Nothing but the records, repeated exactly, should form the response.
Data provided below:
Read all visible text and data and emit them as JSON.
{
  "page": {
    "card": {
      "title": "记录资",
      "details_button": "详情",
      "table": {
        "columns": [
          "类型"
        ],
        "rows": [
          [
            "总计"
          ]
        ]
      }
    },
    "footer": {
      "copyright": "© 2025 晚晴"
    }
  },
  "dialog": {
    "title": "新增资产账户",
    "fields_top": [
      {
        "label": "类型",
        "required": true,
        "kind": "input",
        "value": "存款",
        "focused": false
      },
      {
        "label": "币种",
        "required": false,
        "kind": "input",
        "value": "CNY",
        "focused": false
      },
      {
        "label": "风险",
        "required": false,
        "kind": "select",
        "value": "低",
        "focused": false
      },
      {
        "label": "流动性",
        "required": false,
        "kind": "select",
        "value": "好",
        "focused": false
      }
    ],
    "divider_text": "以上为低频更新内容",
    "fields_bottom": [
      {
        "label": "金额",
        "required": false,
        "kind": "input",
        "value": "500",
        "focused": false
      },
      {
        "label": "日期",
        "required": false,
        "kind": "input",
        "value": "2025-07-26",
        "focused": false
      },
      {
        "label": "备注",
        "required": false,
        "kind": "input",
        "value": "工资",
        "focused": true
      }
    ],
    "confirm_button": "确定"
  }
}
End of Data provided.
Answer below:
Read all visible text and data and emit them as JSON.
{
  "page": {
    "card": {
      "title": "记录资",
      "details_button": "详情",
      "table": {
        "columns": [
          "类型"
        ],
        "rows": [
          [
            "总计"
          ]
        ]
      }
    },
    "footer": {
      "copyright": "© 2025 晚晴"
    }
  },
  "dialog": {
    "title": "新增资产账户",
    "fields_top": [
      {
        "label": "类型",
        "required": true,
        "kind": "input",
        "value": "存款",
        "focused": false
      },
      {
        "label": "币种",
        "required": false,
        "kind": "input",
        "value": "CNY",
        "focused": false
      },
      {
        "label": "风险",
        "required": false,
        "kind": "select",
        "value": "低",
        "focused": false
      },
      {
        "label": "流动性",
        "required": false,
        "kind": "select",
        "value": "好",
        "focused": false
      }
    ],
    "divider_text": "以上为低频更新内容",
    "fields_bottom": [
      {
        "label": "金额",
        "required": false,
        "kind": "input",
        "value": "500",
        "focused": false
      },
      {
        "label": "日期",
        "required": false,
        "kind": "input",
        "value": "2025-07-26",
        "focused": false
      },
      {
        "label": "备注",
        "required": false,
        "kind": "input",
        "value": "工资",
        "focused": true
      }
    ],
    "confirm_button": "确定"
  }
}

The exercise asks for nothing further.